Antispasmodic drugs such as dicyclomine (Bentyl) and hyoscyamine (Levsin) relieve the stomach cramps brought on by IBS by relaxing the smooth muscle of the gut. But they also may cause constipation, so they aren't usually prescribed for people who suffer IBS-C. Other side effects are dry mouth, drowsiness, and blurred vision.
Stress Management for IBS
Studies have shown that reducing tension or worry can improve IBS symptoms.
You can reduce stress in many ways. Regular exercise effectively lowers stress. So do yoga and meditation. You can also ease pressure through simple activities such as getting a massage, listening to music, taking a bath, or even reading a good book.
Another stress-busting technique is behavioral therapy. This approach teaches you how to change the way your mind and body react to events. It can include cognitive behavioral therapy, psychotherapy, hypnosis, biofeedback, and relaxation therapy. Most of these therapies help people avoid overreacting to stressful situations and people. The American College of Gastroenterologists says behavioral therapy can work well for many IBS symptoms.
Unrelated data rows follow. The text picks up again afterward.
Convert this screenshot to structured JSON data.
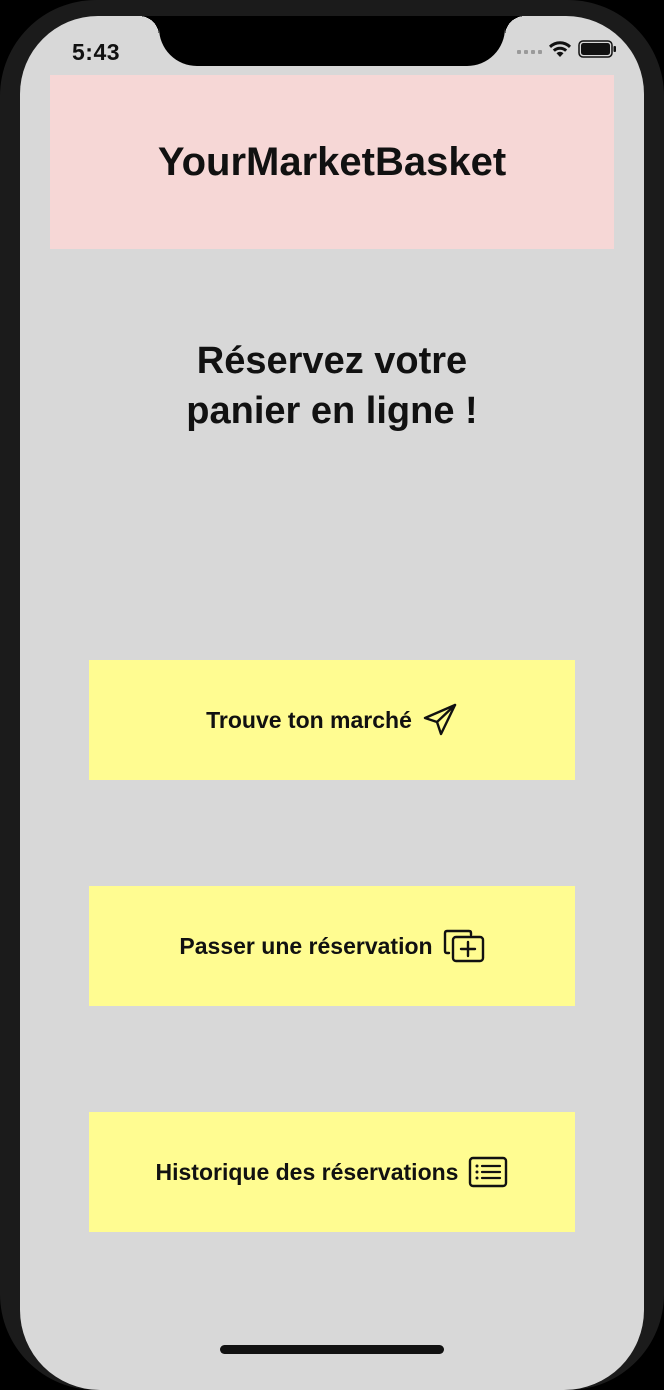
{
  "status_bar": {
    "time": "5:43",
    "icons": [
      "cellular-signal-icon",
      "wifi-icon",
      "battery-icon"
    ]
  },
  "header": {
    "title": "YourMarketBasket",
    "background": "#f6d7d6"
  },
  "hero": {
    "line1": "Réservez votre",
    "line2": "panier en ligne !"
  },
  "actions": [
    {
      "label": "Trouve ton marché",
      "icon": "paper-plane-icon"
    },
    {
      "label": "Passer une réservation",
      "icon": "add-stack-icon"
    },
    {
      "label": "Historique des réservations",
      "icon": "list-icon"
    }
  ],
  "colors": {
    "screen_background": "#d8d8d8",
    "button_background": "#fffc91",
    "text": "#111111"
  }
}
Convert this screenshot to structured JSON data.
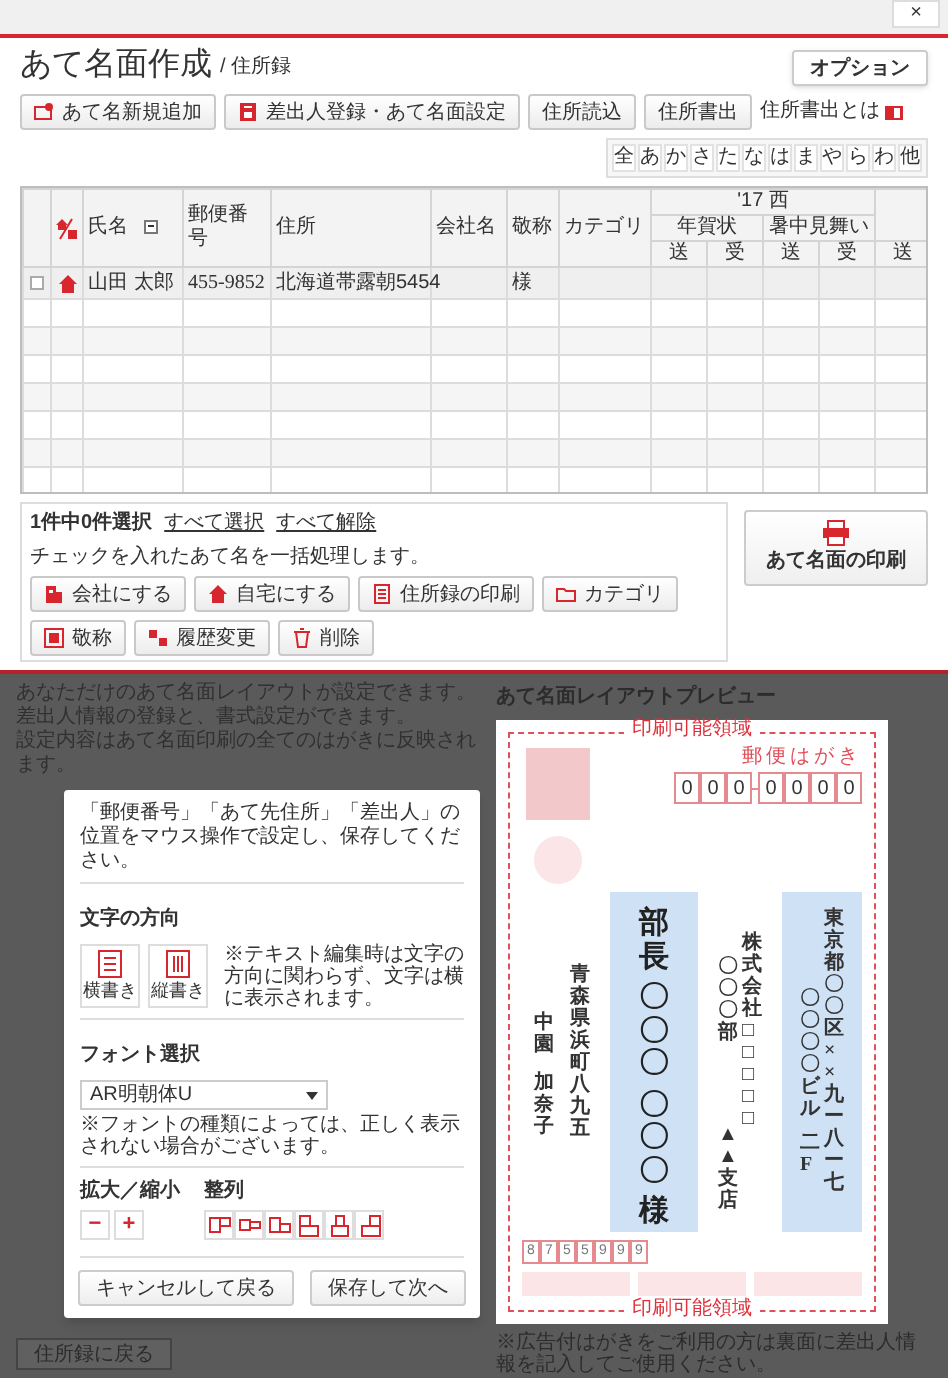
{
  "window": {
    "close": "×"
  },
  "header": {
    "title": "あて名面作成",
    "subtitle": "/ 住所録",
    "option_button": "オプション"
  },
  "toolbar": {
    "buttons": [
      "あて名新規追加",
      "差出人登録・あて名面設定",
      "住所読込",
      "住所書出"
    ],
    "help_link": "住所書出とは",
    "kana_index": [
      "全",
      "あ",
      "か",
      "さ",
      "た",
      "な",
      "は",
      "ま",
      "や",
      "ら",
      "わ",
      "他"
    ]
  },
  "table": {
    "columns": [
      "氏名",
      "郵便番号",
      "住所",
      "会社名",
      "敬称",
      "カテゴリ"
    ],
    "group": {
      "label": "'17 西",
      "subgroups": [
        {
          "label": "年賀状",
          "subs": [
            "送",
            "受"
          ]
        },
        {
          "label": "暑中見舞い",
          "subs": [
            "送",
            "受"
          ]
        }
      ],
      "trailing_sub": "送"
    },
    "rows": [
      {
        "checked": false,
        "kind": "home",
        "name": "山田 太郎",
        "postal": "455-9852",
        "address": "北海道帯露朝5454",
        "honorific": "様"
      }
    ]
  },
  "selection": {
    "status": "1件中0件選択",
    "links": [
      "すべて選択",
      "すべて解除"
    ],
    "hint": "チェックを入れたあて名を一括処理します。",
    "buttons": [
      "会社にする",
      "自宅にする",
      "住所録の印刷",
      "カテゴリ",
      "敬称",
      "履歴変更",
      "削除"
    ]
  },
  "print_button": "あて名面の印刷",
  "background": {
    "intro": [
      "あなただけのあて名面レイアウトが設定できます。",
      "差出人情報の登録と、書式設定ができます。",
      "設定内容はあて名面印刷の全てのはがきに反映されます。"
    ],
    "back_button": "住所録に戻る"
  },
  "dialog": {
    "instruction": "「郵便番号」「あて先住所」「差出人」の位置をマウス操作で設定し、保存してください。",
    "direction": {
      "heading": "文字の方向",
      "options": [
        "横書き",
        "縦書き"
      ],
      "note": "※テキスト編集時は文字の方向に関わらず、文字は横に表示されます。"
    },
    "font": {
      "heading": "フォント選択",
      "value": "AR明朝体U",
      "note": "※フォントの種類によっては、正しく表示されない場合がございます。"
    },
    "zoom": {
      "heading": "拡大／縮小",
      "buttons": [
        "−",
        "+"
      ]
    },
    "align": {
      "heading": "整列"
    },
    "buttons": [
      "キャンセルして戻る",
      "保存して次へ"
    ]
  },
  "preview": {
    "heading": "あて名面レイアウトプレビュー",
    "area_label_top": "印刷可能領域",
    "postcard_label": "郵便はがき",
    "postal_digits": [
      "0",
      "0",
      "0",
      "0",
      "0",
      "0",
      "0"
    ],
    "address": [
      [
        "東京都〇〇区××九ー八ー七"
      ],
      [
        "〇〇〇〇ビル",
        "二F"
      ]
    ],
    "company": [
      "株式会社□□□□□",
      "〇〇〇部",
      "▲▲支店"
    ],
    "recipient": [
      "部長",
      "〇〇〇",
      "〇〇〇",
      "様"
    ],
    "sender": {
      "address": "青森県浜町八九五",
      "name": [
        "中園",
        "加奈子"
      ],
      "postal_digits": [
        "8",
        "7",
        "5",
        "5",
        "9",
        "9",
        "9"
      ]
    },
    "area_label_bottom": "印刷可能領域",
    "note": "※広告付はがきをご利用の方は裏面に差出人情報を記入してご使用ください。"
  }
}
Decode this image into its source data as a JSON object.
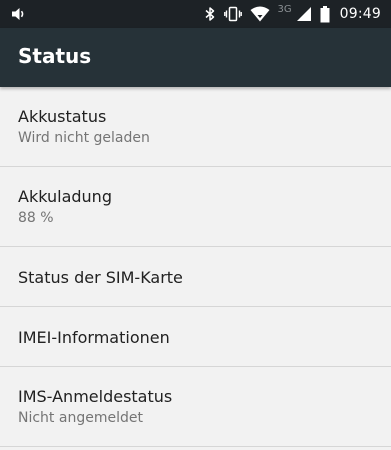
{
  "status_bar": {
    "network_type": "3G",
    "time": "09:49",
    "icons": [
      "volume-icon",
      "bluetooth-icon",
      "vibrate-icon",
      "wifi-icon",
      "cell-signal-icon",
      "battery-icon"
    ],
    "battery_level": 0.88
  },
  "toolbar": {
    "title": "Status",
    "background": "#263238"
  },
  "items": [
    {
      "title": "Akkustatus",
      "summary": "Wird nicht geladen"
    },
    {
      "title": "Akkuladung",
      "summary": "88 %"
    },
    {
      "title": "Status der SIM-Karte"
    },
    {
      "title": "IMEI-Informationen"
    },
    {
      "title": "IMS-Anmeldestatus",
      "summary": "Nicht angemeldet"
    }
  ]
}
Some people find alternative therapies such as acupuncture and herbs relieve their symptoms. But there isn't much scientific evidence that these therapies work for IBS.
If you want to try acupuncture or herbs for your IBS-C, talk with your doctors first. Some herbs can affect how other medications work.
What's Right for You
Work with your doctor to choose the right treatment plan for you. Not every treatment works for every person. You may need to try several different therapies, or different combinations, before you find what works.
Also, your symptoms may change with treatment. You may feel constipated and swollen now, have diarrhea and cramping in a few weeks, and then go back to being constipated.
With proper treatment -- and some patience -- you can manage your IBS-C symptoms and lead an active life.
Here are 10 questions to ask your doctor about IBS and constipation:
- Is IBS with constipation linked to any other disease such as colon cancer?
- How can I figure out what triggers my IBS symptoms?
- Are there medications I can take for my IBS?
- What dietary changes and exercise should I consider? Should I talk to a dietitian?
- If certain foods make my constipation worse, should I eliminate them from my diet forever?
- How long and how often can I safely take laxatives and other over-the-counter treatments?
- How does stress contribute to my IBS? What can I do about it?
- Could meditation, acupuncture, or herbal remedies help IBS symptoms?
- How do I explain my condition to family, friends, and co-workers?
- How long will I likely have IBS?